Work order
After reading the lines below, count those that contain "press" and give the count alone.

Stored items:
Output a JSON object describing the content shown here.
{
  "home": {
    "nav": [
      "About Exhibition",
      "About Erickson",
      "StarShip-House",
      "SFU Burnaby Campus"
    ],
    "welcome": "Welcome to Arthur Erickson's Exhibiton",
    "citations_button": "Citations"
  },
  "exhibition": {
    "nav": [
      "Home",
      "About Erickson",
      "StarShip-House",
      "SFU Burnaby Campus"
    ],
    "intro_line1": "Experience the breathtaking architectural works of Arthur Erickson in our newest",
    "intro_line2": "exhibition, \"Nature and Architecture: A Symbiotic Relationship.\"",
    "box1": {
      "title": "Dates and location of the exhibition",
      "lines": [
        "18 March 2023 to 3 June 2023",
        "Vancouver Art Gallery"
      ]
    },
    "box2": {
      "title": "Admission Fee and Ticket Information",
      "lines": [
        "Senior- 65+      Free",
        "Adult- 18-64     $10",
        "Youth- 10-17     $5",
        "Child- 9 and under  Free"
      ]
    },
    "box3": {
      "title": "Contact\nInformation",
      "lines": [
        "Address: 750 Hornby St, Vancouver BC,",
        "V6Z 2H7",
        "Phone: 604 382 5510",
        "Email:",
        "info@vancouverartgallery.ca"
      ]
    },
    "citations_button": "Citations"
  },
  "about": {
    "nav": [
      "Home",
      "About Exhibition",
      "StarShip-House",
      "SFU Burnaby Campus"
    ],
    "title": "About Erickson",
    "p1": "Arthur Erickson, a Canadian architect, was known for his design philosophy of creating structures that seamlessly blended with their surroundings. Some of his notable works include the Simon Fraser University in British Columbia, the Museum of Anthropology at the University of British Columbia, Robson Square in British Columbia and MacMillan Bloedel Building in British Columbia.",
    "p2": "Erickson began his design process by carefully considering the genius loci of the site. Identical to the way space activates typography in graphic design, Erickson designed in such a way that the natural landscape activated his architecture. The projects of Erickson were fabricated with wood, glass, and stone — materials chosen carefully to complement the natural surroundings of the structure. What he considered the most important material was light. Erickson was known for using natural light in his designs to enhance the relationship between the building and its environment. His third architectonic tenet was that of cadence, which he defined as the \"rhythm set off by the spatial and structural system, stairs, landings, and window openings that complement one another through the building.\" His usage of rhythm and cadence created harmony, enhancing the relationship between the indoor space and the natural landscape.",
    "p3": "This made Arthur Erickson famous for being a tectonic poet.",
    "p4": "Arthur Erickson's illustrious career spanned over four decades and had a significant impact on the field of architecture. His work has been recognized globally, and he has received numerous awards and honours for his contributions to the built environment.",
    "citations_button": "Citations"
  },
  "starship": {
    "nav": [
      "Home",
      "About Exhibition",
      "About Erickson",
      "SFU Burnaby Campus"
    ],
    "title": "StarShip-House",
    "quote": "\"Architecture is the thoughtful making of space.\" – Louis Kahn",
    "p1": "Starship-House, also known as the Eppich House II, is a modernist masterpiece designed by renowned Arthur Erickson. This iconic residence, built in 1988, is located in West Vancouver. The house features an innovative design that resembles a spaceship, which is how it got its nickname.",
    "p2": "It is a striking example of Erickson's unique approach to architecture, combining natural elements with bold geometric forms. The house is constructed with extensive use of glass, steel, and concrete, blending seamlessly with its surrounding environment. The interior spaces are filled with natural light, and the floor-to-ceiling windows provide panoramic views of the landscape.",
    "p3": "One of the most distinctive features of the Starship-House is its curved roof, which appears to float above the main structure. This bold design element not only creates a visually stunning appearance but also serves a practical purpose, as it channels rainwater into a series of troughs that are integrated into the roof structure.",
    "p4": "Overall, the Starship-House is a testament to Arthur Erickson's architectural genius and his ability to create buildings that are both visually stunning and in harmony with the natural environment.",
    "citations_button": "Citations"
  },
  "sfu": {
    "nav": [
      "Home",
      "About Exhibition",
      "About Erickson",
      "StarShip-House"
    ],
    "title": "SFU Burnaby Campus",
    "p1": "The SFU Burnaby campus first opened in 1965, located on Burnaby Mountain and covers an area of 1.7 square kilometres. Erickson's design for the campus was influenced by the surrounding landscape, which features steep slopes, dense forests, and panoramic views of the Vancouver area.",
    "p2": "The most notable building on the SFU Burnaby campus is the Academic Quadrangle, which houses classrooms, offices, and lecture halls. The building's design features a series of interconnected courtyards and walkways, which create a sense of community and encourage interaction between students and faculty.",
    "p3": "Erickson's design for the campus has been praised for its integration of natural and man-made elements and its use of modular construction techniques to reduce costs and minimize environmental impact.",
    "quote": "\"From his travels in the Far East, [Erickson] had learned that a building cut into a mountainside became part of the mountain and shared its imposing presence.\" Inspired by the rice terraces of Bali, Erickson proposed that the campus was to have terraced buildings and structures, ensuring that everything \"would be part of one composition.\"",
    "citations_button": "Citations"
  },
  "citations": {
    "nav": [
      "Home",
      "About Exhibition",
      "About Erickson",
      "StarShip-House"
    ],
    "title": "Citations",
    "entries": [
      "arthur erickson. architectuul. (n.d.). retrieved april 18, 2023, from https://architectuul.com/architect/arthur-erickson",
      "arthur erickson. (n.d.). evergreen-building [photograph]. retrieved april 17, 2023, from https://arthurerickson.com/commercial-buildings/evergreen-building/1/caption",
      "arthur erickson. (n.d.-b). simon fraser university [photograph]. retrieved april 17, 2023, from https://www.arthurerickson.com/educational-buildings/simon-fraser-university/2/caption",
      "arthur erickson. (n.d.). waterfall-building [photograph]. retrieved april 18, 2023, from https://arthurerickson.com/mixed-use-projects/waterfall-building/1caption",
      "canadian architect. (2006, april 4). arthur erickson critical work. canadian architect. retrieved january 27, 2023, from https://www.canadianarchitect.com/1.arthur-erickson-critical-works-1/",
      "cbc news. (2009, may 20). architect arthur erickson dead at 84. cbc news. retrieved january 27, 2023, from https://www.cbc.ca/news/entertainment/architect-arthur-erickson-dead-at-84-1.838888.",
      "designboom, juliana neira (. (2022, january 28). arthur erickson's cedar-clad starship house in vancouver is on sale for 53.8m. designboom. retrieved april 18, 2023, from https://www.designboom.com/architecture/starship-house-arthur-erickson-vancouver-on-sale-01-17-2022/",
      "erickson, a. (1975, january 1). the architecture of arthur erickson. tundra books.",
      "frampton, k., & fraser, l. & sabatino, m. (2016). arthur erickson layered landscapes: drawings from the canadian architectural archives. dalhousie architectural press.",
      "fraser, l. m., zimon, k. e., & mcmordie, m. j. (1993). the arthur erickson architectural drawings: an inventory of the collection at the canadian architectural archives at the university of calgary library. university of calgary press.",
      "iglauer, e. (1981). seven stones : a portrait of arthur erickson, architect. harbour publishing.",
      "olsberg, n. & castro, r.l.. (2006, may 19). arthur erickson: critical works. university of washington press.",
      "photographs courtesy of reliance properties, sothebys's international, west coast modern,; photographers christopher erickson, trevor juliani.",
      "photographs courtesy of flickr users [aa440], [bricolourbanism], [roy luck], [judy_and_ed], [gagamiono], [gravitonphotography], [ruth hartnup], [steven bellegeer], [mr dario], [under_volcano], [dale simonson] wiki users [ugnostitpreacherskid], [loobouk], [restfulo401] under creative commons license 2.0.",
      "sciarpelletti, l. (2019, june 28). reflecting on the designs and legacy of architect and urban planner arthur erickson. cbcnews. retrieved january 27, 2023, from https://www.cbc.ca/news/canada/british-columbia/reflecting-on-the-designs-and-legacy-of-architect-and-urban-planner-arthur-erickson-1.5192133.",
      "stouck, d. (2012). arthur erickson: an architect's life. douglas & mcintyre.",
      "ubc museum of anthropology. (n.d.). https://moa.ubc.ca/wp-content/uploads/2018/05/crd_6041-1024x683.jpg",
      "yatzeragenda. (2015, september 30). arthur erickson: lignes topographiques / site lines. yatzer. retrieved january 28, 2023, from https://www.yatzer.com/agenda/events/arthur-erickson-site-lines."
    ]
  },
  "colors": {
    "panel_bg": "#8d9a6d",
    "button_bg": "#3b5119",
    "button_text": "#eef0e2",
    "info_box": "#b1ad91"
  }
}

The completed task
3